'N. E. view of the Ruins of the Palace at Madura'. Uncoloured aquatint by J. Wells after a drawing on the spot by Capt. Trapaud, part of a set of his twenty views published London, 1788
Artist: Wells, John (fl.1792-1809)
Uncoloured aquatint by J. Wells after a drawing on the spot by Capt. Trapaud, part of a set of his twenty views published London in 1788, of the ruins of the Palace at Madurai from the north-east.
In the 16th century Madurai was an independent kingdom under the Nayakas. Tirumala Nayaka (1623-60), the most important rulers of that dynasty, was an ambitious builder. He patronised the construction of the imposing Minakshi Sundareshvara Temple complex which dominates the centre of the town.
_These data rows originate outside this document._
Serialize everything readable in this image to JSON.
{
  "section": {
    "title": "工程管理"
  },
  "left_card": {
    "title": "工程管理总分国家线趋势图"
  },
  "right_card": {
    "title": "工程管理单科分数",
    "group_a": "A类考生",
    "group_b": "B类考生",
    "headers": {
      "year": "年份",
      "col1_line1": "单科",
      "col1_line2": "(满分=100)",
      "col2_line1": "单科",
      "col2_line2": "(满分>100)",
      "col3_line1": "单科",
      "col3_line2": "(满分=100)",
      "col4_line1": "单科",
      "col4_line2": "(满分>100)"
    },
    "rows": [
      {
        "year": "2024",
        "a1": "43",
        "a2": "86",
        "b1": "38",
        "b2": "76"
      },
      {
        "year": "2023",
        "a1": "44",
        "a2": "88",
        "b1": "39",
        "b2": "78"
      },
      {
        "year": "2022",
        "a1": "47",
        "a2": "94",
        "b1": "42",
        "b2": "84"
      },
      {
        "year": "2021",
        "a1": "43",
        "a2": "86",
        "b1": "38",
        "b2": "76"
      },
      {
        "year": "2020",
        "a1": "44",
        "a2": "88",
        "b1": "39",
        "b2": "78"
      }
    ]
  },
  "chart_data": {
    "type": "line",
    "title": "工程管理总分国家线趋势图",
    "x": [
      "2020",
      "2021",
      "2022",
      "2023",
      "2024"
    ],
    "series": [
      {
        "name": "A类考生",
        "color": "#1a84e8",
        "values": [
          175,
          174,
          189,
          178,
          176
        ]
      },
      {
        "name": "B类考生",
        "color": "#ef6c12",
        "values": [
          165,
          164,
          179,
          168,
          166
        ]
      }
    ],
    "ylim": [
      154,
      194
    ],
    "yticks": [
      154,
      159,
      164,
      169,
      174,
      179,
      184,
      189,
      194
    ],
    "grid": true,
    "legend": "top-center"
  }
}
His Palace, built in 1636, is situated south-east of the temple. Only two sections of the palace survive, the Dance Hall and the Durbar Hall as the rest of the palace was dismantled between 1662 and 1682 when the capital was transferred to Trichinopoly. A rectangular courtyard surrounded by arcades precedes the audience hall. Circular piers covered with elaborate plaster stonework and supporting cusped arches create aisles on four sides of the court with square and rectangular chambers. The throne chamber is situated in the middle of the western wall. The dance hall adjoins the audience hall on the north-west corner. The central space is flanked by an arcade on two sides and chambers with arched windows above. The pointed vault is supported by transverse arches and the cusps of the arches are decorated with plaster animal, birds and scrollwork. Most of this plasterwork decoration dates from the 19th century refurbishment of the palace.